━━━━━ Working data ━━━━━
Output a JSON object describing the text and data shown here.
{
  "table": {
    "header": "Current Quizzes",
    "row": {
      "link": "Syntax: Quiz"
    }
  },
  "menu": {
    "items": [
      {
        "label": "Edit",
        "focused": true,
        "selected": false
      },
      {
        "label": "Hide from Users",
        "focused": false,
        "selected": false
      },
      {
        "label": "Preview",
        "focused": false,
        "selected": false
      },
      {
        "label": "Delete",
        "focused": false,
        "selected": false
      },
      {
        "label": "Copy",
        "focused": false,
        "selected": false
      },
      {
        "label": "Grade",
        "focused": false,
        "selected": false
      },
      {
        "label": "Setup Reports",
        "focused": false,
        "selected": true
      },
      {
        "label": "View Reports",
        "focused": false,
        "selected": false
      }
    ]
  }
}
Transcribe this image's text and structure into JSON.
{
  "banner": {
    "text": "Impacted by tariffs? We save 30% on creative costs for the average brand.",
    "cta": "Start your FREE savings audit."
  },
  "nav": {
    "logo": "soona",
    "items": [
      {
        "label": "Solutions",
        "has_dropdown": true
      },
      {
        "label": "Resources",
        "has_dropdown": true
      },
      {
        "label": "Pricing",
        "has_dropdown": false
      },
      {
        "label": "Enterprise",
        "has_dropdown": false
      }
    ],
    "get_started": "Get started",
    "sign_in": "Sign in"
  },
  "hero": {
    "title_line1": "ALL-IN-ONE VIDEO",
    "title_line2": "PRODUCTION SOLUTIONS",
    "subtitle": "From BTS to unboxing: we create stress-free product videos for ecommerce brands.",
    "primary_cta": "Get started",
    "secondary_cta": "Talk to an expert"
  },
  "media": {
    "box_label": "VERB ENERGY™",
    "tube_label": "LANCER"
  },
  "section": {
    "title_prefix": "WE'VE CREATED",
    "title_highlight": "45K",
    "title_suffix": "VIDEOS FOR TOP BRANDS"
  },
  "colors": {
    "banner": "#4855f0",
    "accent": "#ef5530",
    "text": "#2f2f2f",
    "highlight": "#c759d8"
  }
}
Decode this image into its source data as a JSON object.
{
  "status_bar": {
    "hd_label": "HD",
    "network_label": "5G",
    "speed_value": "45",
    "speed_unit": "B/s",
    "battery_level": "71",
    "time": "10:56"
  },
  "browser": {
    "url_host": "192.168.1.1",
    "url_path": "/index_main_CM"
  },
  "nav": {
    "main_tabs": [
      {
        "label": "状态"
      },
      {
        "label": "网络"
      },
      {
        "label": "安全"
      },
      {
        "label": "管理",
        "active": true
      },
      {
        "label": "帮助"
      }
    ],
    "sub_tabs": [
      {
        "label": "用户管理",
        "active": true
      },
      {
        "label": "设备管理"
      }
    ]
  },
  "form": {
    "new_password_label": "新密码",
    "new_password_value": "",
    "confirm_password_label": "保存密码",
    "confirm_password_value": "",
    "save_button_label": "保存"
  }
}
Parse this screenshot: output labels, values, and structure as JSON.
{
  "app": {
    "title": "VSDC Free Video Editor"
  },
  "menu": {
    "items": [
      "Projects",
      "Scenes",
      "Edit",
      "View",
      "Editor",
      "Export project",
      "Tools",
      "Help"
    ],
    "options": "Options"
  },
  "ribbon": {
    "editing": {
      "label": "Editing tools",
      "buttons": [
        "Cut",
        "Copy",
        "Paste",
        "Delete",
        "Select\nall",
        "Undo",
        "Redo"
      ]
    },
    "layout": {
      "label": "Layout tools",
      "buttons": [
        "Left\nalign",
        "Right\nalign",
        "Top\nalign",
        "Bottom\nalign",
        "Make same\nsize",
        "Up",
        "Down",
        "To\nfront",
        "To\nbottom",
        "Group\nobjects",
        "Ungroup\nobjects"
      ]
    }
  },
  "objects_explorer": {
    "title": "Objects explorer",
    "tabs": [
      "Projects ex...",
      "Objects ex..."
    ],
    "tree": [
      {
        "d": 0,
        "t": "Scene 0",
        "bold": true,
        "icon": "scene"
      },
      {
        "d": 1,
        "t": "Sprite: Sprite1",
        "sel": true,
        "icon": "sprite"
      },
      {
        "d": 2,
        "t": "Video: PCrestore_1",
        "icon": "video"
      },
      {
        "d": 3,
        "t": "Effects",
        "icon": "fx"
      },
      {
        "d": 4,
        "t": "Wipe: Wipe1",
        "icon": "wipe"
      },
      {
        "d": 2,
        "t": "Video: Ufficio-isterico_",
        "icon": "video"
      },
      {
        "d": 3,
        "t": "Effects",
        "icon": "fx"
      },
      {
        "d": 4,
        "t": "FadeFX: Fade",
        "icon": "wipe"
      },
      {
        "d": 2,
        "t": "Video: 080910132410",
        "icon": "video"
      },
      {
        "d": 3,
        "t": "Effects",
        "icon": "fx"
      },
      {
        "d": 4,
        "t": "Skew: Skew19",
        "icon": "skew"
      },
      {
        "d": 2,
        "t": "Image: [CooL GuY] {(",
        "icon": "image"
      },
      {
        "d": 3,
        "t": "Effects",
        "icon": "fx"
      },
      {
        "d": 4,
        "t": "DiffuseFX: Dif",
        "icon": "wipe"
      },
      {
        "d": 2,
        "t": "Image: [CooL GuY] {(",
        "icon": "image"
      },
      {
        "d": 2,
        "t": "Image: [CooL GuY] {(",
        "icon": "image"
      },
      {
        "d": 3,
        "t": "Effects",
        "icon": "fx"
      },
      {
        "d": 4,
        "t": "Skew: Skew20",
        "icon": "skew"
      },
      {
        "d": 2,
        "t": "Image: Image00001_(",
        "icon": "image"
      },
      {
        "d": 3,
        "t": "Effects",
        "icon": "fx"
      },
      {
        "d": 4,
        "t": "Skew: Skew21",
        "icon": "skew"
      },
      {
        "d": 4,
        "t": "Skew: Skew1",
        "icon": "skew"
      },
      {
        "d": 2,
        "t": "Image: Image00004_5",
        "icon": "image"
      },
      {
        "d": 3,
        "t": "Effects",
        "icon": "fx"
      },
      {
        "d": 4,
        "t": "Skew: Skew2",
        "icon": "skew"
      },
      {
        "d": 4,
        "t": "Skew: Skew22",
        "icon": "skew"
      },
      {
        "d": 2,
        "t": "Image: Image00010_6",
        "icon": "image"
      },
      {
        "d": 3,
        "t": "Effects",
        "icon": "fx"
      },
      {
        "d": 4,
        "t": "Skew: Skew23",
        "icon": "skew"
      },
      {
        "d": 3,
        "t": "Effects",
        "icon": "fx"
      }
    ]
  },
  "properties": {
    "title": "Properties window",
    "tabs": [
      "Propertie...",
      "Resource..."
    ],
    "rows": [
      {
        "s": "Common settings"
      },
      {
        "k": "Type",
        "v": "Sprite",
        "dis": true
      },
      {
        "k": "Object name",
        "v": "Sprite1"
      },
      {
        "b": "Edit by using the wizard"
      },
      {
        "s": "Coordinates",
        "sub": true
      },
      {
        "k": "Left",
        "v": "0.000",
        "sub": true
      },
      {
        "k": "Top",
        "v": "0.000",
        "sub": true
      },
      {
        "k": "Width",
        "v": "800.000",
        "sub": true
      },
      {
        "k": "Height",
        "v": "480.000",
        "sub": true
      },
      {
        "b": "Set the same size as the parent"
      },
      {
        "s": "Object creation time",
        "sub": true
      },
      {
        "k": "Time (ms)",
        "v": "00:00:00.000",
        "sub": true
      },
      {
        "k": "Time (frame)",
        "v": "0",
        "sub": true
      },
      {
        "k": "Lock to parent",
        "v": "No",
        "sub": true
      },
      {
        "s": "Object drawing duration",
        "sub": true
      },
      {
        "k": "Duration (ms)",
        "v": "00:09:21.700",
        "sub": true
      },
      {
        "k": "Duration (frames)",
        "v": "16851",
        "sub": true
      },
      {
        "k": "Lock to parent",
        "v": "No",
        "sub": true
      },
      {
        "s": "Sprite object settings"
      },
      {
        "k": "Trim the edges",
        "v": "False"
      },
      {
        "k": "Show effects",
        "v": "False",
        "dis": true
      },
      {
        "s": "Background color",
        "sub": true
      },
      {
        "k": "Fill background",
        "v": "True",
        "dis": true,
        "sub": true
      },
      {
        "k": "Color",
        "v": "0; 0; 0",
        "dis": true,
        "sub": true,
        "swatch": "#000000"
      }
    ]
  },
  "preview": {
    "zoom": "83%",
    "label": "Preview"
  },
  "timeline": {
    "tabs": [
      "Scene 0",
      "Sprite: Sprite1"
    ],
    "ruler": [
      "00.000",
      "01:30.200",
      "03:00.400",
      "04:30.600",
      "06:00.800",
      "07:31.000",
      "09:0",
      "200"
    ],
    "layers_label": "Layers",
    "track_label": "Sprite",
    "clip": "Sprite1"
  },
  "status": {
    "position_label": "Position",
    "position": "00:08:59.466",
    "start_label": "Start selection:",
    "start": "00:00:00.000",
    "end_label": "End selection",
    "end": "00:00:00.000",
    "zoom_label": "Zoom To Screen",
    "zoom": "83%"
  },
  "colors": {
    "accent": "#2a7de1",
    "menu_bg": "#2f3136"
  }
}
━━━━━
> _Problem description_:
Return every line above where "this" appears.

> _Written solution_:
Transcribe this image's text and structure into JSON.
Decode this image into its source data as a JSON object.
Parse this screenshot: output labels, values, and structure as JSON.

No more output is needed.